If you’re looking to get into fitness, from home, with a good variety of different training styles, and you want something cheap and cheerful to see you through as you first dip your toes, this is a solid choice. It has its place in the market – I can very much see the appeal.
If not the BR3010, are there other options out there?
Absolutely. I mentioned above that the BR3010 would be better as a proper, flywheel-based rower with a simple hook attachment for some upper body cables. Well, you can get this going yourself. Simply buy a good treadmill in the same price point, alongside a set of bands. Or, alternatively, bodyweight exercises will give the same stimulus (actually, quite a lot more…) as the resistance bands you get with the BR1030. I would recommend a pull up bar, a set of push up handles, and a rower.
You’ll be fit, with a strong, stable upper body and core, in no time at all.
For my money, I would suggest the JLL R200 Rower. It’s a little pricier, though still very affordable on most budgets, and will give you a better row than the BR3010.
You get 10 levels of magnetic resistance, which is always good but looks phenomenal next to the BR3010, as well as an advanced belt driving system that provides rapid engagement. The LCD monitor is smart and gives you all the metrics you would expect, and the frame itself has wheels attached so is very easy to transport.
Buy this with a set of resistance bands, or simply go for push ups, pull ups and planks.
My criticisms aside, this is quite an impressive machine for the price. It really is the cheapest rower I’ve ever used that has given me a decent amount of utility, however low. Hats off to the BR3010 for that.
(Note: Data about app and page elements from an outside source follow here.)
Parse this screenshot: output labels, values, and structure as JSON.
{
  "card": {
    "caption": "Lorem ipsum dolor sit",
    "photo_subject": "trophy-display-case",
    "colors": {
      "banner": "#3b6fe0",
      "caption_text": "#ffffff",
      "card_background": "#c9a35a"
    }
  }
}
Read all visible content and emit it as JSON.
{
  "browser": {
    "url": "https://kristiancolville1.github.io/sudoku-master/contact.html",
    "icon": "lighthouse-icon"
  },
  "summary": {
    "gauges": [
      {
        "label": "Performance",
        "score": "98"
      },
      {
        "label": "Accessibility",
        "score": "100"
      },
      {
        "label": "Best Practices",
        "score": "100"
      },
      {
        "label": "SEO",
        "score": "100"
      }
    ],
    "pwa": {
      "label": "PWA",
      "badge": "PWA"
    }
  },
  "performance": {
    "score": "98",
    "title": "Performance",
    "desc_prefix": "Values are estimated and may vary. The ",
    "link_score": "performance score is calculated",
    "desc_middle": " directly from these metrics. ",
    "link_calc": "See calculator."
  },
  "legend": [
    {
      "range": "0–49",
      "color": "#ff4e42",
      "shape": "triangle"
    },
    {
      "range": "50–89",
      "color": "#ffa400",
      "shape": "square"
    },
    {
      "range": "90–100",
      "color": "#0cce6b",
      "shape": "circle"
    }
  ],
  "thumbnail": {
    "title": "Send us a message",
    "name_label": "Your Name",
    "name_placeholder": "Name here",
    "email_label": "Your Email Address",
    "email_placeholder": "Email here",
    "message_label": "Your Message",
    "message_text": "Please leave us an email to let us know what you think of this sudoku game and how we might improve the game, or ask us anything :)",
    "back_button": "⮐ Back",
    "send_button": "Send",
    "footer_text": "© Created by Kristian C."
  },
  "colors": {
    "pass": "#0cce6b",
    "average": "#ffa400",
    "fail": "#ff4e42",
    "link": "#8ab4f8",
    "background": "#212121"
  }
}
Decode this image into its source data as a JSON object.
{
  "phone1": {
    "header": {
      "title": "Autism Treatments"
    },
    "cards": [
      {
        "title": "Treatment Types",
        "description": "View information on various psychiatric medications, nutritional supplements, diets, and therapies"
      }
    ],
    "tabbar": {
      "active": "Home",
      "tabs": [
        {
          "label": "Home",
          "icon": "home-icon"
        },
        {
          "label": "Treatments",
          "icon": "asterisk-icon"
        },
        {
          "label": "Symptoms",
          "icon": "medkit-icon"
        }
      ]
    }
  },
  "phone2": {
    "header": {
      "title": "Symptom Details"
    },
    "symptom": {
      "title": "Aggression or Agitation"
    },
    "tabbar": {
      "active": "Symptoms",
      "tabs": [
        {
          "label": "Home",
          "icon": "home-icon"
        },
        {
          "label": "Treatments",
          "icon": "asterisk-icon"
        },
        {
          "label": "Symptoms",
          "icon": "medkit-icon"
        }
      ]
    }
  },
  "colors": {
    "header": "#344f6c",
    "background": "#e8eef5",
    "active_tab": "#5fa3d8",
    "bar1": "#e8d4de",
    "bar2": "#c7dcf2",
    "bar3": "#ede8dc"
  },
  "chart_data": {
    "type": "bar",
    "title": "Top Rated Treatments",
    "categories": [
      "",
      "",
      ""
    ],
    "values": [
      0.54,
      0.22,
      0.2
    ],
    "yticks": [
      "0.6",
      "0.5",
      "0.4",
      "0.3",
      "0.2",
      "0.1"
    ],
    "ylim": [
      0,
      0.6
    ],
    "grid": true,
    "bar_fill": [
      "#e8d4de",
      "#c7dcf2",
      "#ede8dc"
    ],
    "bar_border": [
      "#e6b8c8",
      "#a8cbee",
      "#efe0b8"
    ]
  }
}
It won’t give most athletes a good workout. There’s no getting around it. It’s too light and too janky, with the pressure coming in at the wrong point in the row.
However, if you’re just starting out and looking to spend very little to be able to train your full body, with scope for a little progression, it’s perfect.